Andrew T. Lincoln in his book entitled “Truth on Trial: The Lawsuit Motif in John’s Gospel,” makes a strong statement concerning John 9. He states that after Jesus is interrogated in chapter 8, the blind man in John 9 is also interrogated. I am leaning toward this statement as I investigate this chapter. As you know, Jesus was questioned concerning His identity in the previous chapter. This is repeated before Jesus performs a miracle in the life of the blind man in John 9:5. “Whoever follows me will never walk in darkness but will have the light of life” (8:12) (p.97) This claim is verified through the giving of sight to the blind. This will lead to the interrogation of the man. The imagery of light and darkness is not forgotten here. As followers, we may be subjected to this same questioning and subsequent persecution.
Mr. Lincoln deals with Chapter 9 separately in his work. It should be considered that it is a part of a “more extended unit that is completed in John 10.” This is noted in John 10:21. The themes of interrogation and judgment are continued through chapter 10. John’s fondness for groups of seven is evident in the structuring of the episode into seven scenes.
Verses 1-7, 8-12, 13-17, 18-23,24-34, 35-38, 39-41
The central scene is located in vv. 18-23. This passage suggests the perspective from which the episode is viewed. These passages underline the significance of the scene. The author gives an “inside view” of the parents’ fear filled response. Note verse 22 where it states that the Jews had already decided that if any Jew confessed Jesus as Messiah, they would be removed from the synagogue.
The blind man is shown to represent two dramas: he is not just a individual who has been healed, but he is also the representative of those Jewish Christian readers who have been expelled from the synagogue because of their confession of Jesus as Messiah. The blind man was born blind, and now that he receives his sight. Therefore, he loses his place in the synagogue. True light had come dispelling spiritual darkness. When true spiritual light comes, it removes the spiritual fog and reveals the light of the gospel of Jesus Christ. This man’s character undergoes greater development than any other individual in John’s gospel.

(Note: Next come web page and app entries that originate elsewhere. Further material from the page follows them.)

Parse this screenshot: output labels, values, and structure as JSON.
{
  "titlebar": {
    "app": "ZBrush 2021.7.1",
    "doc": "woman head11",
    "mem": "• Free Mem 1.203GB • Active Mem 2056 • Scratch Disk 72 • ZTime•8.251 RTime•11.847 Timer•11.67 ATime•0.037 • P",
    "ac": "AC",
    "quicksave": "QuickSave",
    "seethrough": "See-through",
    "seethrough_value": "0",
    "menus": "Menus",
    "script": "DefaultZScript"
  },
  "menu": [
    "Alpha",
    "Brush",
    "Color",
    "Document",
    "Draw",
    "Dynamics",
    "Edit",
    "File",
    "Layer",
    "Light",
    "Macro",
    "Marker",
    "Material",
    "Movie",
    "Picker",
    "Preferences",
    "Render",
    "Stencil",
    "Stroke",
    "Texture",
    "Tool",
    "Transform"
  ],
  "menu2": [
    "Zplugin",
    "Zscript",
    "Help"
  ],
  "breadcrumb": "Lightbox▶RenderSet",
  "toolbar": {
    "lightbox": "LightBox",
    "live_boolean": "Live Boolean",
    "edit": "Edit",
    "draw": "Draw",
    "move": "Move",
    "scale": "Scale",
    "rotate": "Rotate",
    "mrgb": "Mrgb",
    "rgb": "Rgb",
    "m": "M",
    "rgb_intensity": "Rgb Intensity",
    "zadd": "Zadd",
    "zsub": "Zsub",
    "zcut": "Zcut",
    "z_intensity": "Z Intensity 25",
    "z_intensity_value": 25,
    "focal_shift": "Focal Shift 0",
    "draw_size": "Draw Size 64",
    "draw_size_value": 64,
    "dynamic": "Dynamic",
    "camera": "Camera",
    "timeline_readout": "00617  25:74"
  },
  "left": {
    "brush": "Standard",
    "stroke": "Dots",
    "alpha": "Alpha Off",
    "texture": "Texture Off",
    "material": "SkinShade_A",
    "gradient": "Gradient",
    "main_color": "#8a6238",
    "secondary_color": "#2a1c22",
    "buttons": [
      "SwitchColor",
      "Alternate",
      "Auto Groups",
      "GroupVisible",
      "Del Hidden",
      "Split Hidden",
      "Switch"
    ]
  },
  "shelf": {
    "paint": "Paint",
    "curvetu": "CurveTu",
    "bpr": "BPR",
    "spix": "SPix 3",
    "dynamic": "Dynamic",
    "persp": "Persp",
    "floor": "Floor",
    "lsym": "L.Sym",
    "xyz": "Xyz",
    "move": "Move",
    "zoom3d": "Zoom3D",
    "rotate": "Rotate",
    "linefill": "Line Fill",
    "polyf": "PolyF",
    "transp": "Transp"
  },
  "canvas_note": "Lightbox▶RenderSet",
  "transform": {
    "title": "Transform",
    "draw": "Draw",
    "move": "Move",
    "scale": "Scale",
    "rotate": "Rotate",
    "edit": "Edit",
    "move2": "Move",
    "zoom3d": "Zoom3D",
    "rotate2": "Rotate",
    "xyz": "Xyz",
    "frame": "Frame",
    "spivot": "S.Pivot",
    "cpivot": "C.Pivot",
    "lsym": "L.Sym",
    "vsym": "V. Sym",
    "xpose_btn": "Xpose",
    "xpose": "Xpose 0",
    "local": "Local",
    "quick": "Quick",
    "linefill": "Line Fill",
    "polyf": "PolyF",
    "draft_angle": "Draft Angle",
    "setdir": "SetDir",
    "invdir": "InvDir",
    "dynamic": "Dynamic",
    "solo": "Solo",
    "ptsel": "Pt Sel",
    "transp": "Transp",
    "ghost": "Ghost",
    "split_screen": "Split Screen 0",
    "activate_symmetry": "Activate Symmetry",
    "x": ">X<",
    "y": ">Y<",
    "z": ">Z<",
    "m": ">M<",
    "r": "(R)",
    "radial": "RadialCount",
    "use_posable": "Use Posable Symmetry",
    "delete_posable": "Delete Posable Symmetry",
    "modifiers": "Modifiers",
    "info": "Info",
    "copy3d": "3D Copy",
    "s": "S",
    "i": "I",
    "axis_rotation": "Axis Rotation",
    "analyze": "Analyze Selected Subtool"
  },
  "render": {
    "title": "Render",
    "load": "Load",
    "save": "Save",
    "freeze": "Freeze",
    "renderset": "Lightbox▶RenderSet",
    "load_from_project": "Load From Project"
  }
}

Belief in Jesus brings the true light as noted in John 1. He represents the whole of humanity. Although the Jews say they see, they are really blind spiritually. This man not only sees naturally, but he sees spiritually. The Jewish religious leaders tell him to give God the glory. He does give God glory as revealed in the Son of God.